In Exodus chapter 6:6-9, we find one of the most powerful promises Scripture contains.
Therefore say to Bnei-Yisrael: I am Adonai, and I will bring you out from under the burdens of the Egyptians. I will deliver you from their bondage, and I will redeem you with an outstretched arm and with great judgments. I will take you to Myself as a people, and I will be your God. You will know that I am Adonai your God, who brought you out from under the burdens of the Egyptians. So I will bring you into the land that I swore to give to Abraham, to Isaac and to Jacob, and give it to you as an inheritance. I am Adonai.” Moses spoke this way to Bnei-Yisrael, but they did not listen to him because of their broken spirit and cruel bondage.

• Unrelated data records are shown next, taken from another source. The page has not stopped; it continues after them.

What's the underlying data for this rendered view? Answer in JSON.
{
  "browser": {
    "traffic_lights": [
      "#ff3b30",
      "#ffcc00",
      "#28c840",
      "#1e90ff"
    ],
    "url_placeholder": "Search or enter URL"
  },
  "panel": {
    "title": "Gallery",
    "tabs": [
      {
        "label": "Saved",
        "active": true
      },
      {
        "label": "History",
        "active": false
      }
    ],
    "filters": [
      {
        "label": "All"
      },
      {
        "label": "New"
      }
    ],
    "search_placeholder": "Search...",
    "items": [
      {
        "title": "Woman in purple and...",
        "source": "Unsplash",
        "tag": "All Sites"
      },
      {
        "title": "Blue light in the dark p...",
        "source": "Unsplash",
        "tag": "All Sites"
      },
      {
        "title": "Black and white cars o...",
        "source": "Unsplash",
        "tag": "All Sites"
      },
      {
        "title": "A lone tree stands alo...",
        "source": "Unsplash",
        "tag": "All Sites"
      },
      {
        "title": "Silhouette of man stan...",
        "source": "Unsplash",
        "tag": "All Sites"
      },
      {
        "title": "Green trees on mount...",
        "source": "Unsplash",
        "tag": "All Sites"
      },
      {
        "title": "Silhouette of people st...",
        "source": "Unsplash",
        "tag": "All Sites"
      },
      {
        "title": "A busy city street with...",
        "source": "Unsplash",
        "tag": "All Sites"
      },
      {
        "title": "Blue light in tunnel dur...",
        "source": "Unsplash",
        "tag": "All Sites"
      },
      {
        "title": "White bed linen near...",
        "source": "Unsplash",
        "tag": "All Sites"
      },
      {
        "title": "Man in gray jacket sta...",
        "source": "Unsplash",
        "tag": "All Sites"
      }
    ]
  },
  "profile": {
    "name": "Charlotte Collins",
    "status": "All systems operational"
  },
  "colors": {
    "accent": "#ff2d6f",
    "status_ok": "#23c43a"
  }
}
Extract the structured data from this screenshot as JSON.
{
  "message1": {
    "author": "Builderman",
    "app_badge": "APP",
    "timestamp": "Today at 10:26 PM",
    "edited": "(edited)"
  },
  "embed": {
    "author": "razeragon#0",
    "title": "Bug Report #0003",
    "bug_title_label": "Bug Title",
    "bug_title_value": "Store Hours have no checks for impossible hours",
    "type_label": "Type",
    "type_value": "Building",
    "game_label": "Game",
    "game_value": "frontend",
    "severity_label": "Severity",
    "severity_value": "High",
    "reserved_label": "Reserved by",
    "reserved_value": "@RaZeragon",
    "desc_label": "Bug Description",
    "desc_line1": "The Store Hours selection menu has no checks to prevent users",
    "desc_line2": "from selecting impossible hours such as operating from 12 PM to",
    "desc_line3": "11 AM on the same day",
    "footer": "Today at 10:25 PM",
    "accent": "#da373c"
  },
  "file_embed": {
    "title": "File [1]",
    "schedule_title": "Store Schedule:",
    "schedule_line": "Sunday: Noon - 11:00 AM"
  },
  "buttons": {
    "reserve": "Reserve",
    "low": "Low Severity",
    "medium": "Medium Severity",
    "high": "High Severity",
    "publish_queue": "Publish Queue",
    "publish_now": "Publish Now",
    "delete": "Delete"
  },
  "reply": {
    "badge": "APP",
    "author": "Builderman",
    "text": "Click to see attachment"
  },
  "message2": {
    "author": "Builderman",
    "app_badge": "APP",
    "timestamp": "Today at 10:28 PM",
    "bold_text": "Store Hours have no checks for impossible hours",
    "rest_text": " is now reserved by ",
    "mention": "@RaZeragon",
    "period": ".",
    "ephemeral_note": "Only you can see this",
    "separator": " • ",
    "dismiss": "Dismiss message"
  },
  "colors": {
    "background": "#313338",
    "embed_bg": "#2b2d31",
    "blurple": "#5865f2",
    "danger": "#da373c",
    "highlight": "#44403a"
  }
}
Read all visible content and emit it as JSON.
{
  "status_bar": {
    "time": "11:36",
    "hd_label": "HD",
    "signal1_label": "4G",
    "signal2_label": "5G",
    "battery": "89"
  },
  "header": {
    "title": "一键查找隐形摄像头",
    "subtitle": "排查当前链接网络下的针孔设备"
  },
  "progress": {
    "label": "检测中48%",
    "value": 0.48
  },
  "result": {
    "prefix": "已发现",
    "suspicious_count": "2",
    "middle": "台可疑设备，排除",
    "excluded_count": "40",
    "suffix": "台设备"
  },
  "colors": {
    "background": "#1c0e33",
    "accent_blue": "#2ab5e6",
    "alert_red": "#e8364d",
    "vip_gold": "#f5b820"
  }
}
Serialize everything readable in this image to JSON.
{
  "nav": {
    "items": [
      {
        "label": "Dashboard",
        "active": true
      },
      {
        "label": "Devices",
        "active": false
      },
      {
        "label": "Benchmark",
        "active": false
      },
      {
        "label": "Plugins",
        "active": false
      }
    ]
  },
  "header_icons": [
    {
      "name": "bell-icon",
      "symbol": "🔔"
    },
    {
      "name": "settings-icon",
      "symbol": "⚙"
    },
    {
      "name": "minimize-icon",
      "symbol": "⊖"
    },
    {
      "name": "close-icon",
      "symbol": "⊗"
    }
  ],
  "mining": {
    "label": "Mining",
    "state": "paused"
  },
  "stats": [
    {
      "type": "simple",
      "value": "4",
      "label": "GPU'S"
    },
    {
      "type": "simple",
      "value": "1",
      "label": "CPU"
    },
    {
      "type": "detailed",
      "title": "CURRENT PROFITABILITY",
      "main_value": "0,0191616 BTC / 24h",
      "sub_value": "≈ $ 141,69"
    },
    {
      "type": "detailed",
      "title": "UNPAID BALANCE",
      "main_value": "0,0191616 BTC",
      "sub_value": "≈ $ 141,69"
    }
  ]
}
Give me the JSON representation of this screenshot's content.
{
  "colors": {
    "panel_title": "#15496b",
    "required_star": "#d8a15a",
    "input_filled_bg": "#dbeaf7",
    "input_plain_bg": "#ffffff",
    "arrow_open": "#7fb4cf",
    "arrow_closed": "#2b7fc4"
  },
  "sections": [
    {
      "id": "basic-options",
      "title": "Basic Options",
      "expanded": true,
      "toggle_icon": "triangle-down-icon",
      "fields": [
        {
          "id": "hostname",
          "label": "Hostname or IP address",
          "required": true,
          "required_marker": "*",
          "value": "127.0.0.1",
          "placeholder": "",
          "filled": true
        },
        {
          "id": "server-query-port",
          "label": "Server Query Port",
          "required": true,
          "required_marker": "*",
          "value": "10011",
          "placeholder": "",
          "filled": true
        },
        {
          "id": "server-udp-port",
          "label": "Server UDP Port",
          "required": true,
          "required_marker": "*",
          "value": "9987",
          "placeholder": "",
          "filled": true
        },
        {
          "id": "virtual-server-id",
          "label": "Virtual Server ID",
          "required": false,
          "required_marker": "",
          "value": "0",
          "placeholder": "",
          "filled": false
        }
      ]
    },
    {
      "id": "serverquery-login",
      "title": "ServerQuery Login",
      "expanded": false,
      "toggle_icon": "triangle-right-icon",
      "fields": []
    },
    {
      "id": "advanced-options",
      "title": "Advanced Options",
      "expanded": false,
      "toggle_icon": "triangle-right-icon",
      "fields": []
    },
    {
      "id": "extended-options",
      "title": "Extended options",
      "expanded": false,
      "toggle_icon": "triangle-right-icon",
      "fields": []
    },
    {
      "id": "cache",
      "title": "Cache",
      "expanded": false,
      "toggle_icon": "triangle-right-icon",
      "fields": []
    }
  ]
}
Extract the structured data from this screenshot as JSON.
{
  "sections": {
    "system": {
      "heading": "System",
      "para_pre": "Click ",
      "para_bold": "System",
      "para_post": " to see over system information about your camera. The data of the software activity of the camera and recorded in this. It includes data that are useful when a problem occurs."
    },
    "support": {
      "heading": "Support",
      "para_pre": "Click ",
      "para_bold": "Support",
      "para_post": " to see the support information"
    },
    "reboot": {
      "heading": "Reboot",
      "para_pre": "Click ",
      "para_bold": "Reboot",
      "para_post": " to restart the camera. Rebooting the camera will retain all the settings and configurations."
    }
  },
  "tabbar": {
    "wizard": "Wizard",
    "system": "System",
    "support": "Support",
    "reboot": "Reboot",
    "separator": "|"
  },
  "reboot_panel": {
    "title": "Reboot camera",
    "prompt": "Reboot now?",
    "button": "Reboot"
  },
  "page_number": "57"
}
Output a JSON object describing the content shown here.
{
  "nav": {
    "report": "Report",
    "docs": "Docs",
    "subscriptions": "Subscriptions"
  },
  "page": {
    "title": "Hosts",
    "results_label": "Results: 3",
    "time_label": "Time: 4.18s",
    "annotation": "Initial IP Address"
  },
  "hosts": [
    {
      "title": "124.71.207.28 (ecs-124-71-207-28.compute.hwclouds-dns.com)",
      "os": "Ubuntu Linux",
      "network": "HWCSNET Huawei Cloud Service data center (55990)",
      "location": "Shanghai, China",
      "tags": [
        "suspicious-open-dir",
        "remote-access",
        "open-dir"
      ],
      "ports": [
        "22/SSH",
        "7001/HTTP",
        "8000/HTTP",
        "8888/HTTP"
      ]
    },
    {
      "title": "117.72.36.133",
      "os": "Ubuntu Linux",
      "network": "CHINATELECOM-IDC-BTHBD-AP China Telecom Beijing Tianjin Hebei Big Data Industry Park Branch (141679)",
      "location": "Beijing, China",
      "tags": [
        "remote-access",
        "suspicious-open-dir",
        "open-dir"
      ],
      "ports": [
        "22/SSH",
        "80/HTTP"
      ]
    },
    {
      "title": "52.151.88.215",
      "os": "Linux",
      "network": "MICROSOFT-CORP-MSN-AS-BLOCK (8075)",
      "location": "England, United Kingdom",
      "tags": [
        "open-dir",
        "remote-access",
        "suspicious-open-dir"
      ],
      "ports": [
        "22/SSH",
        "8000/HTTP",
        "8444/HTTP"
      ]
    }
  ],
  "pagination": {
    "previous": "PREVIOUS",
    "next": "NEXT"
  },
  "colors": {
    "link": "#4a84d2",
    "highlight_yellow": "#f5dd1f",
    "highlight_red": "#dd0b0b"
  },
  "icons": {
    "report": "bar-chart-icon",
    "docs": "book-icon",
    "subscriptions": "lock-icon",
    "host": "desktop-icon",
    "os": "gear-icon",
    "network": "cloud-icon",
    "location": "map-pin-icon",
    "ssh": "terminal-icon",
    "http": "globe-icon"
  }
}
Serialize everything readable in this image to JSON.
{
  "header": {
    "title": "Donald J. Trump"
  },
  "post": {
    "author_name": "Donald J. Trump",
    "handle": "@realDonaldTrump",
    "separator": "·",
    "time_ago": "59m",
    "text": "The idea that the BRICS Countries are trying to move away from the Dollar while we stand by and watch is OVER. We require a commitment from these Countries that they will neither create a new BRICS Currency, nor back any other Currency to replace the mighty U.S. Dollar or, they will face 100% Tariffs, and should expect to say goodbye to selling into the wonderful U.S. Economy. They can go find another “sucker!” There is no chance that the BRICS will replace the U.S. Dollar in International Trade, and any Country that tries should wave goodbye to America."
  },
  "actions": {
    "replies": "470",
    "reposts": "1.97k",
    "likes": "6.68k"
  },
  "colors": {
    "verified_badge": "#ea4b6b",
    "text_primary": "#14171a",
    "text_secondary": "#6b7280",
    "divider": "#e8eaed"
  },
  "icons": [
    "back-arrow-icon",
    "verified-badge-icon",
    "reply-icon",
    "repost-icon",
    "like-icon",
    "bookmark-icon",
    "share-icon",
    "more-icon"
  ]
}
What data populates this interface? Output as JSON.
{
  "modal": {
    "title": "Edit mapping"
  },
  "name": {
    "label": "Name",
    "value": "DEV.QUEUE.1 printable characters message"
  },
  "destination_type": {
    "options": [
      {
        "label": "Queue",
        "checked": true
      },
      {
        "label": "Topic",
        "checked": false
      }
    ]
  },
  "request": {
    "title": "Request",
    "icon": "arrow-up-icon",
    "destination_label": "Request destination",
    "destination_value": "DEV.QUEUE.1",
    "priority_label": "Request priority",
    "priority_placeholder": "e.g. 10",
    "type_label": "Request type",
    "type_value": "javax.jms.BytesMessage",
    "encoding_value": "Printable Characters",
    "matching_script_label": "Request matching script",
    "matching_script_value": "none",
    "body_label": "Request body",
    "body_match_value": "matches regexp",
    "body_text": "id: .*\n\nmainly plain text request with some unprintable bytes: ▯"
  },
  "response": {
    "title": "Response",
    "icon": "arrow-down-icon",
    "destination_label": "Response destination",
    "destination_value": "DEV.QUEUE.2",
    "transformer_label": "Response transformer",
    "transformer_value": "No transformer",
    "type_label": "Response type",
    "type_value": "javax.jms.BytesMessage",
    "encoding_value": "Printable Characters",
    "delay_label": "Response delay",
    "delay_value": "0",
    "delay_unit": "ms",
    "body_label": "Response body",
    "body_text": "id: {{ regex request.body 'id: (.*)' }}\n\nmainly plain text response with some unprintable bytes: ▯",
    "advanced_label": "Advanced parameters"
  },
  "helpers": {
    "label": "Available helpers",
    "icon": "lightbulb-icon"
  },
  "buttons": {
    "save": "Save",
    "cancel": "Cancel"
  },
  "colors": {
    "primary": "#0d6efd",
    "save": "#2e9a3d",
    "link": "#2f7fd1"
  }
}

According to verse 9, when Moses spoke these words to the Children of Israel, they did not listen to him because of their spiritual and physical condition. They looked at themselves and their circumstance and then judged G-D’s ability to fulfill His promises based upon their situation. Here, we see the Creator of the Universe reminding His people that He still loved them and remembered them and was going to redeem them and fulfill His promises. Yet, because the Children of Israel based G-D’s power and sovereignty on their current state of affairs, knowing how bad their spiritual and physical conditions were, they could not believe that G-D’s good could overcome their bad.
Reading these verses today, I know that some of you are in difficult circumstances right now. You know the promises G-D made and the redemption that was brought to you in Messiah Yeshua. You know who G-D is and can quote John 3:16, Romans 8:28, and Romans 9:9, as well as many other verses filled with promises from G-D by memory. Yet, you are looking at your situation in the same way that the Children of Israel viewed theirs. You may not be proclaiming your response vocally as the Children of Israel did to Moses, but your response is heard by G-D just as loudly. You are allowing your heart to believe that your problems, your Egypt, is more powerful than G-D’s promises.
So, let me remind you today that when G-D said these words to Moses to speak to the Children of Israel, they were at the lowest point in their lives physically and spiritually. Yet, none of their predicaments kept G-D from promising them that He would deliver them, He would restore their relationship with Him, and that He would bring them to the land of prosperity.
With this in mind, please remember this absolute truth: Your bad, no matter how large it appears to your heart and mind, will never, ever become larger or more powerful than G-D’s good.
Eric Tokajer is author of With Me in Paradise, Transient Singularity, #ManWisdom, OY! How Did I Get Here?: Thirty-One Things I Wish Someone Had Told Me Before Entering Ministry, Jesus is to Christianity as Pasta is to Italians, God Has No Plan "B", and his most recent book Galatians in Context.